Problem description: Of all the lines in the material, how many carry the string "active"? Respond with the number by itself.

[Dataset entries — start]

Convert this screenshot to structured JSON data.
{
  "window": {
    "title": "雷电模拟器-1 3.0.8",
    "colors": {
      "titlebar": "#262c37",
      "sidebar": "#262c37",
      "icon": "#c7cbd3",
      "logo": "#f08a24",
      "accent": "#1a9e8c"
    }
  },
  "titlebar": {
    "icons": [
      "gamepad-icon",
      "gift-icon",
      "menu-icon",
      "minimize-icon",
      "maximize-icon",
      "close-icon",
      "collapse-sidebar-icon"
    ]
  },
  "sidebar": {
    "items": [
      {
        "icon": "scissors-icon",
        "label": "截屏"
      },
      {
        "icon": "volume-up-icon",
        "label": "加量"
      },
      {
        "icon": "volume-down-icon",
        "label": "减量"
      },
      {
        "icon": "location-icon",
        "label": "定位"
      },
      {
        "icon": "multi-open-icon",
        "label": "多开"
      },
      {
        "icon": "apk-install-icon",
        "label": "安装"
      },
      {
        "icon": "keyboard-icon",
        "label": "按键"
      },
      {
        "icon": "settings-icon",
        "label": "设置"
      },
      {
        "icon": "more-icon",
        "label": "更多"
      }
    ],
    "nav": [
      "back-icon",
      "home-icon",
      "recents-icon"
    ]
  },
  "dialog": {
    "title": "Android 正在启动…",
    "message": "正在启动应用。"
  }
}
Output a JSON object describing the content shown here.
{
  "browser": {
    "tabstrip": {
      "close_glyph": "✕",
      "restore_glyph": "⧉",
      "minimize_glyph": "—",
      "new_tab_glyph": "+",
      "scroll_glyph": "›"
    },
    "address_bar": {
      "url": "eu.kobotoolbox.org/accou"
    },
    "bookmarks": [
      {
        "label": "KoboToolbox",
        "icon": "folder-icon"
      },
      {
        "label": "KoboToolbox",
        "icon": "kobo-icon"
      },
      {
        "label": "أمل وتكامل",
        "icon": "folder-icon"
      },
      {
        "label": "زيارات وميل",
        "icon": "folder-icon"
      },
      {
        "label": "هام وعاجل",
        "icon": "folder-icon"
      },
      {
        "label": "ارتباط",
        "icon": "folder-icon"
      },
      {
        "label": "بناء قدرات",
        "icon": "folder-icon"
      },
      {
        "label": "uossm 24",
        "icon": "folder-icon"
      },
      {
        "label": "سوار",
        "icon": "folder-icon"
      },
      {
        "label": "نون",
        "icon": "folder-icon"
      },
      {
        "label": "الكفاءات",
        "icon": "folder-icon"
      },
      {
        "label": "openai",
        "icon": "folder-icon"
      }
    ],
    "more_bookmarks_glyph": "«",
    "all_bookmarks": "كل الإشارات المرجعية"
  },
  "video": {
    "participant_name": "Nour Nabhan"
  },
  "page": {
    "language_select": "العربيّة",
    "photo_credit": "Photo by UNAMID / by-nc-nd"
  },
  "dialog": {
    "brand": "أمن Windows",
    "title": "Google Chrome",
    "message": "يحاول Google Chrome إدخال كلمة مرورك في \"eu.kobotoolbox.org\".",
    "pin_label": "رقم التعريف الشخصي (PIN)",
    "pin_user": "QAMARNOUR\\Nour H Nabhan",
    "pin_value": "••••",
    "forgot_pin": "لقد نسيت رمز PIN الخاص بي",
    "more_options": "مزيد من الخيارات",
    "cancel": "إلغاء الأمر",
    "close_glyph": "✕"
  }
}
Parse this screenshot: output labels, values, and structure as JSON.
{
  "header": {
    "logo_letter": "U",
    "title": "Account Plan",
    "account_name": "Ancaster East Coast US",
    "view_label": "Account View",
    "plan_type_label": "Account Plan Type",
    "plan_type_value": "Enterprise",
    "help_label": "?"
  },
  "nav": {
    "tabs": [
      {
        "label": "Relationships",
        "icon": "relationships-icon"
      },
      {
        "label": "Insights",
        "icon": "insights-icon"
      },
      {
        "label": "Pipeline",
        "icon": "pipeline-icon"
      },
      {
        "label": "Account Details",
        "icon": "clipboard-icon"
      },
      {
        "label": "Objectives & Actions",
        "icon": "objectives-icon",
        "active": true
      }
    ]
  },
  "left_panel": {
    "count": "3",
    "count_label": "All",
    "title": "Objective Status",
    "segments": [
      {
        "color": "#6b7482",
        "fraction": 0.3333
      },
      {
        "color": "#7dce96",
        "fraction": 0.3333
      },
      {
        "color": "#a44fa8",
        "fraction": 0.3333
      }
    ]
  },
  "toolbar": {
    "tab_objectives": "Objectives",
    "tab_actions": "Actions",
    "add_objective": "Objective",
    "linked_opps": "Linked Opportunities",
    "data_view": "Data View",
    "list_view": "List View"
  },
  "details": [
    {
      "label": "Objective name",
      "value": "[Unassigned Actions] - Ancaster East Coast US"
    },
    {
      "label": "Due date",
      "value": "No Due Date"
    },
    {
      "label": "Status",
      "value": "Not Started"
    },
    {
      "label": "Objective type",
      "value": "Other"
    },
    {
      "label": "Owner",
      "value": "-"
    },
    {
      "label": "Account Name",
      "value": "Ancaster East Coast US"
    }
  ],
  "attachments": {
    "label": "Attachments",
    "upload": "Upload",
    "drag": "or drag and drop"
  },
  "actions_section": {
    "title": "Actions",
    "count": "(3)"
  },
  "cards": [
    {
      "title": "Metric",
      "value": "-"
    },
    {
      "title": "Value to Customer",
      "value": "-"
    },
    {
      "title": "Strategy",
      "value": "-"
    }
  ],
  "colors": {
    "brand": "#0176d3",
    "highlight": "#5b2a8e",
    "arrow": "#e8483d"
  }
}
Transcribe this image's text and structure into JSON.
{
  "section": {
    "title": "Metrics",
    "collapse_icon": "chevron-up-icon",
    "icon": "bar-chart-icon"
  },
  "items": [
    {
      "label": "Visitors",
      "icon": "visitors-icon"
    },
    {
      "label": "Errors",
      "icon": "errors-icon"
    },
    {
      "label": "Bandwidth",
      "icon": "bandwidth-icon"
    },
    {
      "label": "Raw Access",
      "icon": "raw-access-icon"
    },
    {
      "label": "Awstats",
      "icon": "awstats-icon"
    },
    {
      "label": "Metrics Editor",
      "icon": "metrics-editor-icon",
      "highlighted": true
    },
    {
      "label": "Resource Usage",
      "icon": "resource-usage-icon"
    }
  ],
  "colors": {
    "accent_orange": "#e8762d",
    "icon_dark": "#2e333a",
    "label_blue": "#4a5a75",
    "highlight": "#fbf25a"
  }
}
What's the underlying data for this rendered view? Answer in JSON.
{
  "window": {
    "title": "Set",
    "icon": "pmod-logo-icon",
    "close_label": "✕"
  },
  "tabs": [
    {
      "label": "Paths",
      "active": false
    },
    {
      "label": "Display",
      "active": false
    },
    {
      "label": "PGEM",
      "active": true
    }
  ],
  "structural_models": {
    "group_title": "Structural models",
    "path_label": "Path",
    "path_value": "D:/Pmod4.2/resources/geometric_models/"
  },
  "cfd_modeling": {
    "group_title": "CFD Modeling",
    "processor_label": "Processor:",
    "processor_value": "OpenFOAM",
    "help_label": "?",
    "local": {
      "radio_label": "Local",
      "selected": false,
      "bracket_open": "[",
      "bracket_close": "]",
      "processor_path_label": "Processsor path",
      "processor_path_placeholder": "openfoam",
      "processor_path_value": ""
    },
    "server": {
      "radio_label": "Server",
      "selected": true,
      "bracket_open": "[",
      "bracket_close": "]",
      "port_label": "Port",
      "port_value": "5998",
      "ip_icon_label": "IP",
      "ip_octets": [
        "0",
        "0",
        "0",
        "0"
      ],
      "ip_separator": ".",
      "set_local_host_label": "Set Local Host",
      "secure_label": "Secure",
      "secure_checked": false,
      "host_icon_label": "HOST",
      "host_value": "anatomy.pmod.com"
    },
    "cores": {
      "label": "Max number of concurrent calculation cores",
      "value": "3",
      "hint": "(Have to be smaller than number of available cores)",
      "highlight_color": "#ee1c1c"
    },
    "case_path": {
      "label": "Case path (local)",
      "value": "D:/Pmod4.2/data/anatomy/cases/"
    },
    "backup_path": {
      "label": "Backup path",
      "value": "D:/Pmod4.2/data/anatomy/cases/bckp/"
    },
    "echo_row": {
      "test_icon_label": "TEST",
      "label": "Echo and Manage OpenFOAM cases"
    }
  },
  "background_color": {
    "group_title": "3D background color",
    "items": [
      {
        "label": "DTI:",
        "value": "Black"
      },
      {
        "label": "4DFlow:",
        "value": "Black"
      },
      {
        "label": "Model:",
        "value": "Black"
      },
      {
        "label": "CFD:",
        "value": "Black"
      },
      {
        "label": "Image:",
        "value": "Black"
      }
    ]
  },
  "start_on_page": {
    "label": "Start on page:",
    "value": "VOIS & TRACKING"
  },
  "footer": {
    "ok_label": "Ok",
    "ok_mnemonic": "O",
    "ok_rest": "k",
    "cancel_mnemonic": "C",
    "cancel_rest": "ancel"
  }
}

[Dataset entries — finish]

Response to the task: 4